There’s also, of course, the disturbingly successful indifference of Putin and ISIS to the market, and the maybe more disturbing agility by which the Chinese manage to be both authoritarian nationalists and techno-cagey capitalists.
Two years ago, President Obama adopted the DACA Program, which announced an enforcement policy that “defers deportations from the U.S. for eligible undocumented youth and young adults, and grants them access to renewable two-year work permits and Social Security Numbers.” It has often been said that there is no way to challenge this program, since no one has standing. But I wonder whether this is true. Imagine the following scenario. An employer interviews to fill a position and ultimately decides to hire A, with B his second choice. A is an individual who has a two year work permit under the…
Hayek argues that international or inter-society competition will cause regimes to evolve for the better through natural selection: Most of the steps in the evolution of culture were made possible by some individuals breaking some traditional rules and practicing new forms of conduct - not because they understood them to be better, but because the groups which acted on them prospered more than others and grew. I take the argument to be that when one or a few societies stumble on sound rules, their innovations will spread to others by competitive selection. My object here is to reflect on how (if at…
Federal law (the Controlled Substances Act) prohibits the possession, use, sale etc. of marijuana. What to do about state laws, such as Colorado’s, that not only permit but affirmatively license (and regulate) this commerce? For an instructive discussion of the legal problems, see this debate, co-sponsored by the Federalist Society and the Center for Business Law and Regulation at Case Western Law School (headed by the excellent Jonathan Adler, who organized and moderated the event). Most conservatives, myself included, find this difficult.
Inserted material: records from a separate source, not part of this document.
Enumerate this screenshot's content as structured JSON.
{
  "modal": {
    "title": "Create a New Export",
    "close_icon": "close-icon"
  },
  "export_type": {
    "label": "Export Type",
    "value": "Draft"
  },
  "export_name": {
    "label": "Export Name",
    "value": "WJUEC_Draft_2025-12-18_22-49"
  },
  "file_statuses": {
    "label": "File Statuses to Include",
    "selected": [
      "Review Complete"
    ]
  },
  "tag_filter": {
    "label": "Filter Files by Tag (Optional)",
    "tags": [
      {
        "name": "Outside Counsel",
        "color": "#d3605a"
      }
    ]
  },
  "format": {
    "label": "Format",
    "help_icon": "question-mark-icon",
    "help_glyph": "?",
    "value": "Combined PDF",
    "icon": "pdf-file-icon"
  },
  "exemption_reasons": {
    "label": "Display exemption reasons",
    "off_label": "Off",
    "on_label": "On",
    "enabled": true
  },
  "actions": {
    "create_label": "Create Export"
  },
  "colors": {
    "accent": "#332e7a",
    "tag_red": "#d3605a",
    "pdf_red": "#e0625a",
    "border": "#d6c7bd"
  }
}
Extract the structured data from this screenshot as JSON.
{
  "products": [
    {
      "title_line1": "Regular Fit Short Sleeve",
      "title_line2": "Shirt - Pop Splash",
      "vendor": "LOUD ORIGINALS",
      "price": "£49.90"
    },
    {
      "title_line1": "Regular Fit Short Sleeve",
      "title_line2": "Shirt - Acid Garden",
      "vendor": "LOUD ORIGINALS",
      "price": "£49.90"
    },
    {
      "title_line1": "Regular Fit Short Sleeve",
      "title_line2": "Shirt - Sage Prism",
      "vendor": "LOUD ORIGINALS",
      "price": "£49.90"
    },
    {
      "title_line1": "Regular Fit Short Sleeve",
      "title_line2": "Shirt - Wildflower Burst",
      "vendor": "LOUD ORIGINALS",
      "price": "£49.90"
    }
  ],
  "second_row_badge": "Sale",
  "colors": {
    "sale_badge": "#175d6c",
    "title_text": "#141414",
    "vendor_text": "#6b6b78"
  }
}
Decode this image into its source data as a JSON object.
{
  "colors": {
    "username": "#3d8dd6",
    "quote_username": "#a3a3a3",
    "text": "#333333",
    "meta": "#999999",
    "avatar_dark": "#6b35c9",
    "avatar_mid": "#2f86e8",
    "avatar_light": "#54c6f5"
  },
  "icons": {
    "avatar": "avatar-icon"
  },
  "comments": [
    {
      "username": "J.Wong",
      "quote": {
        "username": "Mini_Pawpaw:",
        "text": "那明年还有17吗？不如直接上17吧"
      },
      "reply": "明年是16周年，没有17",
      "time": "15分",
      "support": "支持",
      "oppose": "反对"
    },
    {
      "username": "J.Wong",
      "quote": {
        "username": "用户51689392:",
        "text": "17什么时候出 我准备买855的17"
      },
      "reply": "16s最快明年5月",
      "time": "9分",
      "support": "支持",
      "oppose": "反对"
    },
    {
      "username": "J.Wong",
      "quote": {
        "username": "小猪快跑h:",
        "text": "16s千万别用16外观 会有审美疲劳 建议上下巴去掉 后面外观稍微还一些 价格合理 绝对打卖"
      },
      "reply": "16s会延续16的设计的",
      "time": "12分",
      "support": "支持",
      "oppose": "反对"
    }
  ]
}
On one hand, why shouldn’t states be allowed to have their own laws on marijuana, just as they do…